## YOUR OBJECTIVE
The answer is the set of lines that include "using", copied from the data below.

━━ DATA PROVIDED ━━

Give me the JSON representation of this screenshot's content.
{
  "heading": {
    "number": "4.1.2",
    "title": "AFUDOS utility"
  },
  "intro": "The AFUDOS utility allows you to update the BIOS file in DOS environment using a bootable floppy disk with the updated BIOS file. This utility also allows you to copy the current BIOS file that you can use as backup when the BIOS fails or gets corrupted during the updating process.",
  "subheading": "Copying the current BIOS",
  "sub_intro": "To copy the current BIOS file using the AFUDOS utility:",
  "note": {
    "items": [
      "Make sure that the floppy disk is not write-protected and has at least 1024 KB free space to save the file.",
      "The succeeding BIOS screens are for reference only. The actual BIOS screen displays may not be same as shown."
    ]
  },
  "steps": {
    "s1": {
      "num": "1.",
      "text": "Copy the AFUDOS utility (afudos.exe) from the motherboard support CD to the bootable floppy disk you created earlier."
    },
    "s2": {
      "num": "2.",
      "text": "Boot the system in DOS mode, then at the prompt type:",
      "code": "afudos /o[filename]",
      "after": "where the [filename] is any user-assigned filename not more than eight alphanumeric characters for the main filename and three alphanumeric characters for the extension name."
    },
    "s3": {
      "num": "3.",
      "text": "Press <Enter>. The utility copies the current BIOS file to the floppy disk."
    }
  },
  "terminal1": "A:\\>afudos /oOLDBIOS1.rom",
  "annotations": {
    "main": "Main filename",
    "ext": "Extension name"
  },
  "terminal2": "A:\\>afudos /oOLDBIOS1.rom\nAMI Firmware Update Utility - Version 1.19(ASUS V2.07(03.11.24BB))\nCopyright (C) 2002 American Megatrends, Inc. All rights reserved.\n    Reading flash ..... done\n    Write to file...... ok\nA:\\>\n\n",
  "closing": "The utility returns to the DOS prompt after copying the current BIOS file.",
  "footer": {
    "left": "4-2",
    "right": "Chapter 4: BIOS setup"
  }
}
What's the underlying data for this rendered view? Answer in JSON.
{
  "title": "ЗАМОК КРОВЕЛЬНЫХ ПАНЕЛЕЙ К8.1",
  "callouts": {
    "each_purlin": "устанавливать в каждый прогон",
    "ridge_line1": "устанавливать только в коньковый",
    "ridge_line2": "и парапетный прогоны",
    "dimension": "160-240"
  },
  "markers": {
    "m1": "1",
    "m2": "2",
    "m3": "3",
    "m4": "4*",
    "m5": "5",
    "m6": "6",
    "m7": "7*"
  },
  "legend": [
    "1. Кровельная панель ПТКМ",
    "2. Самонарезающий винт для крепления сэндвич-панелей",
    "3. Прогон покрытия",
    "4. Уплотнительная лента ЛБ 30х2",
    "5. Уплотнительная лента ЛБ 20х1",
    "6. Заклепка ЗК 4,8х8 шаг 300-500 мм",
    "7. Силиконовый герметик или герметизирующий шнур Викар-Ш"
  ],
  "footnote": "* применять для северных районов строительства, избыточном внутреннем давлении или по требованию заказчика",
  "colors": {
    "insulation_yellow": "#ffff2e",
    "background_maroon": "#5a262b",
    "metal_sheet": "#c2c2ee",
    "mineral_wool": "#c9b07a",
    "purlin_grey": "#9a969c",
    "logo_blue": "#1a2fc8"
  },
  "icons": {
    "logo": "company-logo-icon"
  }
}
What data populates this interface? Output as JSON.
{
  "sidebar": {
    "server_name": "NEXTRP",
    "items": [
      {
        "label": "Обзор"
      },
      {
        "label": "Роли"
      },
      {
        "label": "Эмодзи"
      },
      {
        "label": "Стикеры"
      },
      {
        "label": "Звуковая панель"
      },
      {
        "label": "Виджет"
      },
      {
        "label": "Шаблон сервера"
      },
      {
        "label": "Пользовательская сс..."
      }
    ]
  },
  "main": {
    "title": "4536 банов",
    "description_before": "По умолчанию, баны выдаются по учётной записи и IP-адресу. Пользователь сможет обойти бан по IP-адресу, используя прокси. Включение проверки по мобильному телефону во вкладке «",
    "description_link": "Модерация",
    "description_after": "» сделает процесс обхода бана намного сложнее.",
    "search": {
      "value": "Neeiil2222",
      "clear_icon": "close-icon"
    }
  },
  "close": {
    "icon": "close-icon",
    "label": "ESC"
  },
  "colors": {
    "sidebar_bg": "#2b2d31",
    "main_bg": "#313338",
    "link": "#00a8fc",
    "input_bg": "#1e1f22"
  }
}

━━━

## SOLUTION FOR THIS PROBLEM
  "intro": "The AFUDOS utility allows you to update the BIOS file in DOS environment using a bootable floppy disk with the updated BIOS file. This utility also allows you to copy the current BIOS file that you can use as backup when the BIOS fails or gets corrupted during the updating process.",
  "sub_intro": "To copy the current BIOS file using the AFUDOS utility:",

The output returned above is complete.